There is a lot of debate over this myth, and it is possibly the most frequently cited argument. Most people have heard this at some point, whether in political, religious, or moral arguments. But let's stick to the facts. There is an embryo in the first trimester, which grows into a fetus by the end of the second month of pregnancy.
The fetus is not an independent creature in the early stages of pregnancy. That's a lot of medical terminology, but the fundamental essence is this: the fetus is not viable during the first and second trimesters (when most abortions are performed), which means it couldn't survive on its own without being connected with its mother's uterus.
Abortion has no effect on one's ability to procreate in the future. A first-trimester abortion is a safe and easy medical operation, and while some incorrect and invented claims link abortion to miscarriage or infertility, scientific evidence does not support them.
While in the past, people faced the danger of bodily harm and infertility as a result of unsafe abortions conducted by unqualified physicians, this was mostly owing to the prohibition of abortion. Skilled clinicians may now conduct the operation in the same high-quality settings as other healthcare treatments.
One in every three women will have an abortion, and unintended pregnancy can occur at any stage of a woman's reproductive life. Every year, almost the same number of women over 35 as women under 20 have abortions, and more than two-thirds (67%) of women who have abortions are married or have a partner. More than half of women who have abortions already have children.
Individual life circumstances influence decisions about abortion, adoption, and parenting. Many people will choose abortion because their social, economic, or health conditions prevent them from continuing a pregnancy or raising a child at that time, or ever.
There is a common misperception that taking emergency contraception is equivalent to having an abortion, however, this is not the case. Plan B, an over-the-counter levonorgestrel tablet that decreases the chance of pregnancy if taken within 72 hours following intercourse, is the most commonly used method of emergency contraception.
Levonorgestrel works by causing ovulation to be delayed for a few days. As a result, no egg is accessible for fertilization by the sperm, and pregnancy doesn’t develop. There is nothing to push out because no pregnancy has happened. That’s why emergency contraception is a type of birth control.
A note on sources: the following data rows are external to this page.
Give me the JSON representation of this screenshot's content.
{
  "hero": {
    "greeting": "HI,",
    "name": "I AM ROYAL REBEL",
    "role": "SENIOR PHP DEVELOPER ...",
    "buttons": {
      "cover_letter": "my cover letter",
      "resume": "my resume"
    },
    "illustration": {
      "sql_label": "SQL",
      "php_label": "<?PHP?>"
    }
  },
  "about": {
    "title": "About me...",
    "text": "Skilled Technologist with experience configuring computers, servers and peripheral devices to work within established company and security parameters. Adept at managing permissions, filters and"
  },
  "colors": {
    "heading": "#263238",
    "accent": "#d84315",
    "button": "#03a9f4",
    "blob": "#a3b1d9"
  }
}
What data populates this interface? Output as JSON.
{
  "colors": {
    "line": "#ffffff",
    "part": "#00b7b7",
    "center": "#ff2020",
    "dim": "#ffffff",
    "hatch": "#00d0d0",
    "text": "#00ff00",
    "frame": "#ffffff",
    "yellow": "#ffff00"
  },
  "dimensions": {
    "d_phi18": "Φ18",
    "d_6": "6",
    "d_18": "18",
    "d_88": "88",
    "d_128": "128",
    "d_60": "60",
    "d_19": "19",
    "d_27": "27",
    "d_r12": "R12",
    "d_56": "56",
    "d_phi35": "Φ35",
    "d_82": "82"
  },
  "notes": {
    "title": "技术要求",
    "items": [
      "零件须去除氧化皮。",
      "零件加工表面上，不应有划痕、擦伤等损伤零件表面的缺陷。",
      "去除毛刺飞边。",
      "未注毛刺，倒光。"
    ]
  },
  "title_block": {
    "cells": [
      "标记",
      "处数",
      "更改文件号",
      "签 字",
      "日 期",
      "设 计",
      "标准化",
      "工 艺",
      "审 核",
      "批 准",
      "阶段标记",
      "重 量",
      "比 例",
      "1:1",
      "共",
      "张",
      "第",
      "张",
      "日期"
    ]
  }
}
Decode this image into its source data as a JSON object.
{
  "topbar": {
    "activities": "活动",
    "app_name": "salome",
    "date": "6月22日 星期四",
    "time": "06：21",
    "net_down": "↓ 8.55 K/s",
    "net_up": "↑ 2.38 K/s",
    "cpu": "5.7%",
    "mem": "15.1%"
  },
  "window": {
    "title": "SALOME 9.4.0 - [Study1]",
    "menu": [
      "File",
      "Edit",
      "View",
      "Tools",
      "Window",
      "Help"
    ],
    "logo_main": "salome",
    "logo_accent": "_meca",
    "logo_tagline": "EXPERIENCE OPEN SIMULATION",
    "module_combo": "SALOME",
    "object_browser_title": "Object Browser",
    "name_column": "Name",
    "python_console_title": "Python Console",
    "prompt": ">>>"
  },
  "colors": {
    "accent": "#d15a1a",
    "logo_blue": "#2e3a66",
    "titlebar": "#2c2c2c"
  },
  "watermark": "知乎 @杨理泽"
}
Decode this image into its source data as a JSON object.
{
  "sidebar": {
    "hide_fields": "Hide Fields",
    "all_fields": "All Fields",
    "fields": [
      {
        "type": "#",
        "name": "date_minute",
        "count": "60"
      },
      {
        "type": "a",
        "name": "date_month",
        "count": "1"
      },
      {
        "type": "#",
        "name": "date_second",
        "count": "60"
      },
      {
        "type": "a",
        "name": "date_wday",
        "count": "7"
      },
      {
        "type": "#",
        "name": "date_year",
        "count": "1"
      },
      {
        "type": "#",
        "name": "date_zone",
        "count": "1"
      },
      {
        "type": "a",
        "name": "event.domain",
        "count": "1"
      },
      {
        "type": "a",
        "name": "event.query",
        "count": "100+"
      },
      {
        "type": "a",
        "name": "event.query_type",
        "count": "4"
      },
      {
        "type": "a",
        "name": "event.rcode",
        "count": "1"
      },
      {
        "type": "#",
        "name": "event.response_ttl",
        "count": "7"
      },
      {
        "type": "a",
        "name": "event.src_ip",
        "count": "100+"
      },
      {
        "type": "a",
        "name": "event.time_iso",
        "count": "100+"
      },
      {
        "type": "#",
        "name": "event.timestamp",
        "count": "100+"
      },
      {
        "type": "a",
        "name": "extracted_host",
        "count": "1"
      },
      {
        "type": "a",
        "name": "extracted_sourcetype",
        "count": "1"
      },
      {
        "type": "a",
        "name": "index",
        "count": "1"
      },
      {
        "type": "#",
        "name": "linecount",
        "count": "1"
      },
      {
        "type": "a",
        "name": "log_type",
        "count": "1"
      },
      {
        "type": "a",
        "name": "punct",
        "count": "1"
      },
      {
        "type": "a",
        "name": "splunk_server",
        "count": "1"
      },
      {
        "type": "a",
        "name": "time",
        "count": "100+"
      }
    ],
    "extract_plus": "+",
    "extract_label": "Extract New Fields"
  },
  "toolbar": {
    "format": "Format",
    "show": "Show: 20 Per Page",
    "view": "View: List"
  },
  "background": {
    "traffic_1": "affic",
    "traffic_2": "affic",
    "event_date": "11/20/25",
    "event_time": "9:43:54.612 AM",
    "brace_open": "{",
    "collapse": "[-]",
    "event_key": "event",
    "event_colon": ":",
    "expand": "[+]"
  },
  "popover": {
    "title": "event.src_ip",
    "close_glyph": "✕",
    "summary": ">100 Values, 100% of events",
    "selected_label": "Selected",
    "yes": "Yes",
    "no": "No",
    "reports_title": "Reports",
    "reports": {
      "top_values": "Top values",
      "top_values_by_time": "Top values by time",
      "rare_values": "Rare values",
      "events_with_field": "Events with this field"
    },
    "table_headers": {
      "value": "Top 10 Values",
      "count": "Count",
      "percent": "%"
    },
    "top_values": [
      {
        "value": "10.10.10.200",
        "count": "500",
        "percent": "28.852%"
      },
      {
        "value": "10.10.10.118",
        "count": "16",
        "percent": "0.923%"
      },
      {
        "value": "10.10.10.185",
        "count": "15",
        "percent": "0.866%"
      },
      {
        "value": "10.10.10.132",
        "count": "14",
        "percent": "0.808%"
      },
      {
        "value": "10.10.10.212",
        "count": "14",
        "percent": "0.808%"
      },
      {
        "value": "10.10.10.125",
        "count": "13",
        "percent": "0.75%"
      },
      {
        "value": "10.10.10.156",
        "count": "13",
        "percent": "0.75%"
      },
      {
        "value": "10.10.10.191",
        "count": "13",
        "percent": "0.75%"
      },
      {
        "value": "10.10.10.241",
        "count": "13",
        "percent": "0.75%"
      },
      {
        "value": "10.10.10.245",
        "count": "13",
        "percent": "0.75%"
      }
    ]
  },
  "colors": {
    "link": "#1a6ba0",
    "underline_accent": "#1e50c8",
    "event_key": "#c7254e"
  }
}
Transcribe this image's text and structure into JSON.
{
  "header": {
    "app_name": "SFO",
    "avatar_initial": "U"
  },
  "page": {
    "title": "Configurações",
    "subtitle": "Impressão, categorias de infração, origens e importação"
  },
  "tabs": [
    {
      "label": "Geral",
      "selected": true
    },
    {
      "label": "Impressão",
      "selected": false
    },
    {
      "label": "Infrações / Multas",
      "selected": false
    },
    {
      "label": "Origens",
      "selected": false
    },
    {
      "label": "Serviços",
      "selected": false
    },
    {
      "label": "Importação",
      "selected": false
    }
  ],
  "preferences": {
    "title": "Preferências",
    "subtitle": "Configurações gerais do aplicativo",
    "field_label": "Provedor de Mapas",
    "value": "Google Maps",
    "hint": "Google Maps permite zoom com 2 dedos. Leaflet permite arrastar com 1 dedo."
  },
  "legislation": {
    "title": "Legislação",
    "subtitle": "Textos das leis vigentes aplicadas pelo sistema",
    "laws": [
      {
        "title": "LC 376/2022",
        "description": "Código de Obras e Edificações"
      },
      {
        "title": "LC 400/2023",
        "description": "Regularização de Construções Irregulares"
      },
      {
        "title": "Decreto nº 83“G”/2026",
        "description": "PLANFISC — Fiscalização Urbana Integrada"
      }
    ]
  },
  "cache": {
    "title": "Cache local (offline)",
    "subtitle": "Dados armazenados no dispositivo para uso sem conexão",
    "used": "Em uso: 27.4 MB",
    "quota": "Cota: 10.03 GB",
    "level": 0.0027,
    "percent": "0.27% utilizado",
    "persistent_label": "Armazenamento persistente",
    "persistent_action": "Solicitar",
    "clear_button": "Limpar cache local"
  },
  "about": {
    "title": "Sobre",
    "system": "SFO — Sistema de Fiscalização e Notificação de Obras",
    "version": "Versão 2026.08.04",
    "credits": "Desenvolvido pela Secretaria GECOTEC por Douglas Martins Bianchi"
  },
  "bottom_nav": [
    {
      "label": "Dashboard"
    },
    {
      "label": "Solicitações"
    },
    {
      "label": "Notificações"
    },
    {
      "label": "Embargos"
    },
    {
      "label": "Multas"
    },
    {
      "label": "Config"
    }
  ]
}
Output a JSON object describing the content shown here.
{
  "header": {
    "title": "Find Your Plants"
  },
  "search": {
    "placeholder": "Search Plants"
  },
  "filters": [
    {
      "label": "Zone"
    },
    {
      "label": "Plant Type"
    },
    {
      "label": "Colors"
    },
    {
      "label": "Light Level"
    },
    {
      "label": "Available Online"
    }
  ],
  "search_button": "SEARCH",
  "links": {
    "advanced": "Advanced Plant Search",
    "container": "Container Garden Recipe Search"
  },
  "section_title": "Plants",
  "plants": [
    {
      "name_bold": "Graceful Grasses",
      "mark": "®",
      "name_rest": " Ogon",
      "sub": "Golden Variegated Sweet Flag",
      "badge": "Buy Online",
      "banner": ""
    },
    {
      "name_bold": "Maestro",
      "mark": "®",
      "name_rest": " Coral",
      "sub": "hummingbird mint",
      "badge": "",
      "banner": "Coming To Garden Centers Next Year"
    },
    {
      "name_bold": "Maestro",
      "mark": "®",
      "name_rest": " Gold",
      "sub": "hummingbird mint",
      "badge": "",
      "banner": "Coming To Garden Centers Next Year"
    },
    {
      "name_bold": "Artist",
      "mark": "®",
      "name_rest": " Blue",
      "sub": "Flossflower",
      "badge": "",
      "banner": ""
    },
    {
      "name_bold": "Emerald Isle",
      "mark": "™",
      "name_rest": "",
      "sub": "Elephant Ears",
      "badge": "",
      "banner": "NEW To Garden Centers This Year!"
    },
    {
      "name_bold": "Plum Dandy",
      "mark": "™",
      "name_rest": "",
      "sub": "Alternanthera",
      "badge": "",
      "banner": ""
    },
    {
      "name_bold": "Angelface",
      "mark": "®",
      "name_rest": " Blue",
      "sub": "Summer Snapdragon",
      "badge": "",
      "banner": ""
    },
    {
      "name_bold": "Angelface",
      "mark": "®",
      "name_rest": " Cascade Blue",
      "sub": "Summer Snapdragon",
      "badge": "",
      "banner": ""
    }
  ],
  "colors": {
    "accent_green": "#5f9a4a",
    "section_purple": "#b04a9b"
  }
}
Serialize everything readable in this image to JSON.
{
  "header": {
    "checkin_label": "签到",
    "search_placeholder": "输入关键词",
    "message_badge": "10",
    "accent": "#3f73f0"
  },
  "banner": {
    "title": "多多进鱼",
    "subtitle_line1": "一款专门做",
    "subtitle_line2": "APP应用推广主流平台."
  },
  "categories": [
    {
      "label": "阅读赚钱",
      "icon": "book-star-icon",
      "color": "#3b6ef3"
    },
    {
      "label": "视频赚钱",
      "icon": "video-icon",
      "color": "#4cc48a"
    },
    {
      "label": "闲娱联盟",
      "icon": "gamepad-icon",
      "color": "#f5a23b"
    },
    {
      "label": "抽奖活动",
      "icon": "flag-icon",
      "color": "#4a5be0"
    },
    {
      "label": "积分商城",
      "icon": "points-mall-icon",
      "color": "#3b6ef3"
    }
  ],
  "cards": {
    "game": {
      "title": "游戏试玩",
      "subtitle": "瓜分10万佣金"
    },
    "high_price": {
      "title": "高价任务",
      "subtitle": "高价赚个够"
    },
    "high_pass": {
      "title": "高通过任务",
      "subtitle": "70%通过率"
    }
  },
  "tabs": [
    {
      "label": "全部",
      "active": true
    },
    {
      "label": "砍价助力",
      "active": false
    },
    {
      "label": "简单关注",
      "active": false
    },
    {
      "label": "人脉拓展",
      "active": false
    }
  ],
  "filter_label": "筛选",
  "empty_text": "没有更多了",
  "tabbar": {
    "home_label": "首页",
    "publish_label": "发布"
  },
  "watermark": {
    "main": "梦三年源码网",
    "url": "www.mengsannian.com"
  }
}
Everyone has a unique perspective on their experiences, even abortion. Even when they know they made the best option for themselves and their family, some women experience regret. However, many women will just feel relieved and confident in their decision.
How an abortion impacts you depends on why you had it, when and how it was performed, and if you had enough support from those around you. It's crucial to realize that pregnancy may have a significant influence on women's mental health as well. Women may regret continuing with their pregnancy or suffer from complications such as post-natal depression.